The possibility of endless progress held out by modern scientific cosmology found its most far-reaching embodiment in Olaf Stapledon's Last and First Men (1930), a narrative of the next two billion years. Here the subject is not the perfect society but the successive evolutionary transformations of the human stock. Stapledon's successors are to be found in the future-history cycles of science-fiction authors such as Isaac Asimov and Arthur C. Clarke, with their diffused utopianism, rather than in the utopian genre more narrowly conceived (see science fiction). The near-future utopia, by contrast, typically shows the quality of life improved by measures of rational planning, political reorganization, or behaviour control, sometimes confined to a small community as in B. F. Skinner's Walden Two (1948). In Aldous Huxley's Island (1962), the people of Pala practise Buddhism and enjoy the fruits of intermediate technology until invaded by a rapacious neighbour backed by the multinational oil companies.

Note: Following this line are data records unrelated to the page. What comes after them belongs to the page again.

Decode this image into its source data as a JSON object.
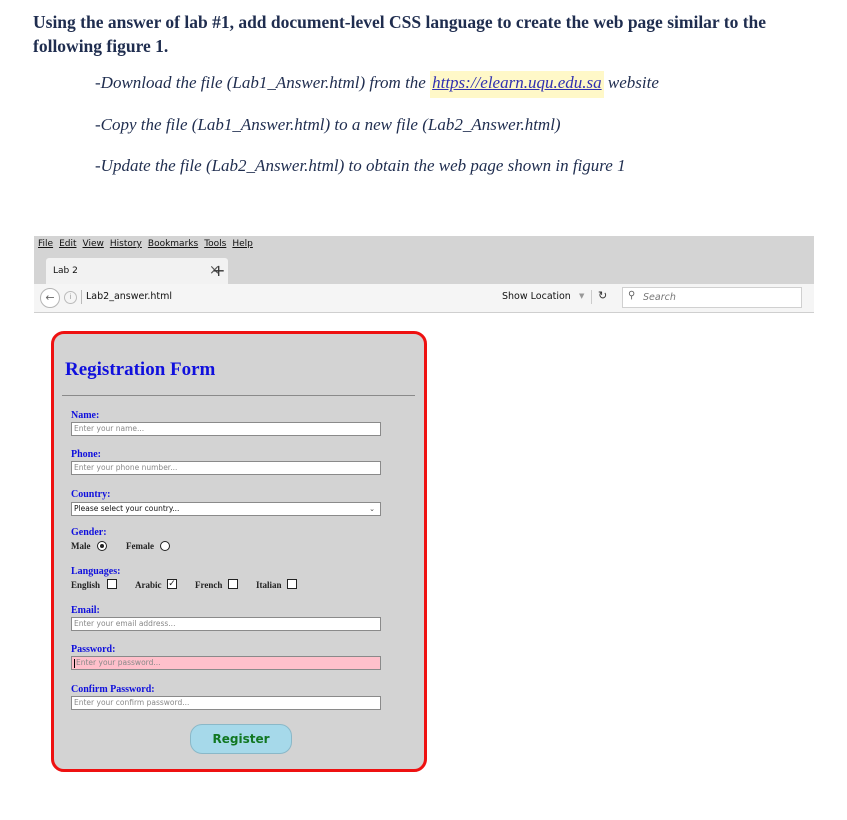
{
  "doc": {
    "heading": "Using the answer of lab #1, add document-level CSS language to create the web page similar to the following figure 1.",
    "instructions": [
      {
        "prefix": "-Download the file (Lab1_Answer.html) from the ",
        "link": "https://elearn.uqu.edu.sa",
        "suffix": " website"
      },
      {
        "text": "-Copy the file (Lab1_Answer.html) to a new file (Lab2_Answer.html)"
      },
      {
        "text": "-Update the file (Lab2_Answer.html) to obtain the web page shown in figure 1"
      }
    ]
  },
  "browser": {
    "menu": [
      "File",
      "Edit",
      "View",
      "History",
      "Bookmarks",
      "Tools",
      "Help"
    ],
    "tab_title": "Lab 2",
    "tab_close": "×",
    "new_tab": "+",
    "url": "Lab2_answer.html",
    "show_location": "Show Location",
    "search_placeholder": "Search"
  },
  "form": {
    "title": "Registration Form",
    "name_label": "Name:",
    "name_placeholder": "Enter your name...",
    "phone_label": "Phone:",
    "phone_placeholder": "Enter your phone number...",
    "country_label": "Country:",
    "country_selected": "Please select your country...",
    "gender_label": "Gender:",
    "gender_options": [
      {
        "label": "Male",
        "checked": true
      },
      {
        "label": "Female",
        "checked": false
      }
    ],
    "languages_label": "Languages:",
    "language_options": [
      {
        "label": "English",
        "checked": false
      },
      {
        "label": "Arabic",
        "checked": true
      },
      {
        "label": "French",
        "checked": false
      },
      {
        "label": "Italian",
        "checked": false
      }
    ],
    "email_label": "Email:",
    "email_placeholder": "Enter your email address...",
    "password_label": "Password:",
    "password_placeholder": "Enter your password...",
    "confirm_label": "Confirm Password:",
    "confirm_placeholder": "Enter your confirm  password...",
    "register_label": "Register"
  },
  "colors": {
    "form_border": "#ee1111",
    "form_background": "#d3d3d3",
    "label_color": "#1010dd",
    "password_background": "#ffc0cb",
    "button_background": "#a6d9ea",
    "button_text": "#117722"
  }
}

Ursula K. LeGuin's Anarres in The Dispossessed (1974) and Ernest Callenbach's breakaway North American republic in Ecotopia (1975) provide further examples of the strictly regulated, bounded utopia. The feminist utopia, from Charlotte Perkins Gilman's Herland (1915) to Marge Piercy's Woman on the Edge of Time (1976) and Octavia Butler's Xenogenesis trilogy (1987–9), relies either on sexual segregation or on control of reproductive methods. Of all these societies it may be asked whether the intellectual daring that went into setting them up can continue to flourish within them. By contrast, the value of mental and emotional freedom remains paramount in the fictional anti-utopia, a genre whose warnings about the threats posed by scientific and industrial progress are heard throughout the century, from Jack London's The Iron Heel (1907) to Margaret Atwood's The Handmaid's Tale (1985). See Utopia and Anti-Utopia in Modern Times (1987), by Krishan Kumar, and Utopian and Science Fiction by Women: Worlds of Difference (1995), edited by Jane L. Donawerth and Carol A. Kolmerten.